# BRIEF
Retype the data that follows with no alterations, please.

[Dataset records]
##########

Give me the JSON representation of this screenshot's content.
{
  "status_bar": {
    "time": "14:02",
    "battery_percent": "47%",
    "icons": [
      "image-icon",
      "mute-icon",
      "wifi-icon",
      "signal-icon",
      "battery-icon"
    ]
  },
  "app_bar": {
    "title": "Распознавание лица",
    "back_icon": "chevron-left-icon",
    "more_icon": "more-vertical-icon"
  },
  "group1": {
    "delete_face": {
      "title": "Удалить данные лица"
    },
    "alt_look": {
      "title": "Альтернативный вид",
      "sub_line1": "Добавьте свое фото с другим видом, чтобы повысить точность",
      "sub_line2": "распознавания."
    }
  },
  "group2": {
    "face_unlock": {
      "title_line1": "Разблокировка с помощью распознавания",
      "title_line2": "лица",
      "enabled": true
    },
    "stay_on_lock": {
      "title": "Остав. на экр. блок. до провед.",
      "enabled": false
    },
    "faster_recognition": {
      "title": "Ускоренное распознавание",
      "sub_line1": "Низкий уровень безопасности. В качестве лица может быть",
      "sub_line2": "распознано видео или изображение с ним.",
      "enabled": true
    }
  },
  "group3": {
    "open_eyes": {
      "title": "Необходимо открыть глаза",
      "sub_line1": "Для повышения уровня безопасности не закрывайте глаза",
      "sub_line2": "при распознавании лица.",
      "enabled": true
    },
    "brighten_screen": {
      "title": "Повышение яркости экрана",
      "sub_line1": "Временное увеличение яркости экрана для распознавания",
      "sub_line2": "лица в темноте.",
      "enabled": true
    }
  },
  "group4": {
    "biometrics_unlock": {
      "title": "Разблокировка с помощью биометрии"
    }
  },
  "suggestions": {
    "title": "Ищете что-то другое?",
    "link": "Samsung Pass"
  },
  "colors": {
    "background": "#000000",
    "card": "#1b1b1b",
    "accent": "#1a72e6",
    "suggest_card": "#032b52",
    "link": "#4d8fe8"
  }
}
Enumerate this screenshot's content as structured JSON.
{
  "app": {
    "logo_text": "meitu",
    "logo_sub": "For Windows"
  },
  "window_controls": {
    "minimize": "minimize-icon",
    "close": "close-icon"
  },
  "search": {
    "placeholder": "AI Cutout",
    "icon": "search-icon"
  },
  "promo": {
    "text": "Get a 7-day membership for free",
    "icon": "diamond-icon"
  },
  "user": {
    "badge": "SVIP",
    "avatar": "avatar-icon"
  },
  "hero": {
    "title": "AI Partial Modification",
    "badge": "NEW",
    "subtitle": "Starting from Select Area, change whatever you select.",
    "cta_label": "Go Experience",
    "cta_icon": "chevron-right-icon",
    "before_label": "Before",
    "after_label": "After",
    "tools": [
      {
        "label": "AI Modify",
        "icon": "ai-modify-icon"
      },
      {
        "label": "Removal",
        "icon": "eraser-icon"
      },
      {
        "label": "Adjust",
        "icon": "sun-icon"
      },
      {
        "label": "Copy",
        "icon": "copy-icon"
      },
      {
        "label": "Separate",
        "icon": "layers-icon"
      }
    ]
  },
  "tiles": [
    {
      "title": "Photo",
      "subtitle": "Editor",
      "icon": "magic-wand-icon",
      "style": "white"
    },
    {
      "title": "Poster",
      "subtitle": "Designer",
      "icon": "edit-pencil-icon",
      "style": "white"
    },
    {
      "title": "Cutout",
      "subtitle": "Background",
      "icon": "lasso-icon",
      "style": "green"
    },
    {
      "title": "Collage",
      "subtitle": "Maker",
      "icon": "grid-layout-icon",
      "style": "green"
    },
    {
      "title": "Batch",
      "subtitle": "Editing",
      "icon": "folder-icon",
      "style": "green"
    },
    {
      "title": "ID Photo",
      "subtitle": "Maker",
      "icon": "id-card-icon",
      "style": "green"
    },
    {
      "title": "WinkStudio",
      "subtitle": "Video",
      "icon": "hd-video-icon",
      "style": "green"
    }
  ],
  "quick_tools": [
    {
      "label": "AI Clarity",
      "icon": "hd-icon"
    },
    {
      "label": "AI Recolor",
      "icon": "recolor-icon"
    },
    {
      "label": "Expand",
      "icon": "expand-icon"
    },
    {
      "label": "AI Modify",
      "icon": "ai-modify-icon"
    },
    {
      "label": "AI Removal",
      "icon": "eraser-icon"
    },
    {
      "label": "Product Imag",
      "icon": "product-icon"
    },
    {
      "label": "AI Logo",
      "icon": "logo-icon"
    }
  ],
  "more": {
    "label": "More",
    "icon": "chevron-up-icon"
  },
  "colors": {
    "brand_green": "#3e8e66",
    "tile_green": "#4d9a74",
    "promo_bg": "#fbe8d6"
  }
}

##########

# OUTPUT BELOW
Give me the JSON representation of this screenshot's content.
{
  "status_bar": {
    "time": "14:02",
    "battery_percent": "47%",
    "icons": [
      "image-icon",
      "mute-icon",
      "wifi-icon",
      "signal-icon",
      "battery-icon"
    ]
  },
  "app_bar": {
    "title": "Распознавание лица",
    "back_icon": "chevron-left-icon",
    "more_icon": "more-vertical-icon"
  },
  "group1": {
    "delete_face": {
      "title": "Удалить данные лица"
    },
    "alt_look": {
      "title": "Альтернативный вид",
      "sub_line1": "Добавьте свое фото с другим видом, чтобы повысить точность",
      "sub_line2": "распознавания."
    }
  },
  "group2": {
    "face_unlock": {
      "title_line1": "Разблокировка с помощью распознавания",
      "title_line2": "лица",
      "enabled": true
    },
    "stay_on_lock": {
      "title": "Остав. на экр. блок. до провед.",
      "enabled": false
    },
    "faster_recognition": {
      "title": "Ускоренное распознавание",
      "sub_line1": "Низкий уровень безопасности. В качестве лица может быть",
      "sub_line2": "распознано видео или изображение с ним.",
      "enabled": true
    }
  },
  "group3": {
    "open_eyes": {
      "title": "Необходимо открыть глаза",
      "sub_line1": "Для повышения уровня безопасности не закрывайте глаза",
      "sub_line2": "при распознавании лица.",
      "enabled": true
    },
    "brighten_screen": {
      "title": "Повышение яркости экрана",
      "sub_line1": "Временное увеличение яркости экрана для распознавания",
      "sub_line2": "лица в темноте.",
      "enabled": true
    }
  },
  "group4": {
    "biometrics_unlock": {
      "title": "Разблокировка с помощью биометрии"
    }
  },
  "suggestions": {
    "title": "Ищете что-то другое?",
    "link": "Samsung Pass"
  },
  "colors": {
    "background": "#000000",
    "card": "#1b1b1b",
    "accent": "#1a72e6",
    "suggest_card": "#032b52",
    "link": "#4d8fe8"
  }
}
Enumerate this screenshot's content as structured JSON.
{
  "app": {
    "logo_text": "meitu",
    "logo_sub": "For Windows"
  },
  "window_controls": {
    "minimize": "minimize-icon",
    "close": "close-icon"
  },
  "search": {
    "placeholder": "AI Cutout",
    "icon": "search-icon"
  },
  "promo": {
    "text": "Get a 7-day membership for free",
    "icon": "diamond-icon"
  },
  "user": {
    "badge": "SVIP",
    "avatar": "avatar-icon"
  },
  "hero": {
    "title": "AI Partial Modification",
    "badge": "NEW",
    "subtitle": "Starting from Select Area, change whatever you select.",
    "cta_label": "Go Experience",
    "cta_icon": "chevron-right-icon",
    "before_label": "Before",
    "after_label": "After",
    "tools": [
      {
        "label": "AI Modify",
        "icon": "ai-modify-icon"
      },
      {
        "label": "Removal",
        "icon": "eraser-icon"
      },
      {
        "label": "Adjust",
        "icon": "sun-icon"
      },
      {
        "label": "Copy",
        "icon": "copy-icon"
      },
      {
        "label": "Separate",
        "icon": "layers-icon"
      }
    ]
  },
  "tiles": [
    {
      "title": "Photo",
      "subtitle": "Editor",
      "icon": "magic-wand-icon",
      "style": "white"
    },
    {
      "title": "Poster",
      "subtitle": "Designer",
      "icon": "edit-pencil-icon",
      "style": "white"
    },
    {
      "title": "Cutout",
      "subtitle": "Background",
      "icon": "lasso-icon",
      "style": "green"
    },
    {
      "title": "Collage",
      "subtitle": "Maker",
      "icon": "grid-layout-icon",
      "style": "green"
    },
    {
      "title": "Batch",
      "subtitle": "Editing",
      "icon": "folder-icon",
      "style": "green"
    },
    {
      "title": "ID Photo",
      "subtitle": "Maker",
      "icon": "id-card-icon",
      "style": "green"
    },
    {
      "title": "WinkStudio",
      "subtitle": "Video",
      "icon": "hd-video-icon",
      "style": "green"
    }
  ],
  "quick_tools": [
    {
      "label": "AI Clarity",
      "icon": "hd-icon"
    },
    {
      "label": "AI Recolor",
      "icon": "recolor-icon"
    },
    {
      "label": "Expand",
      "icon": "expand-icon"
    },
    {
      "label": "AI Modify",
      "icon": "ai-modify-icon"
    },
    {
      "label": "AI Removal",
      "icon": "eraser-icon"
    },
    {
      "label": "Product Imag",
      "icon": "product-icon"
    },
    {
      "label": "AI Logo",
      "icon": "logo-icon"
    }
  ],
  "more": {
    "label": "More",
    "icon": "chevron-up-icon"
  },
  "colors": {
    "brand_green": "#3e8e66",
    "tile_green": "#4d9a74",
    "promo_bg": "#fbe8d6"
  }
}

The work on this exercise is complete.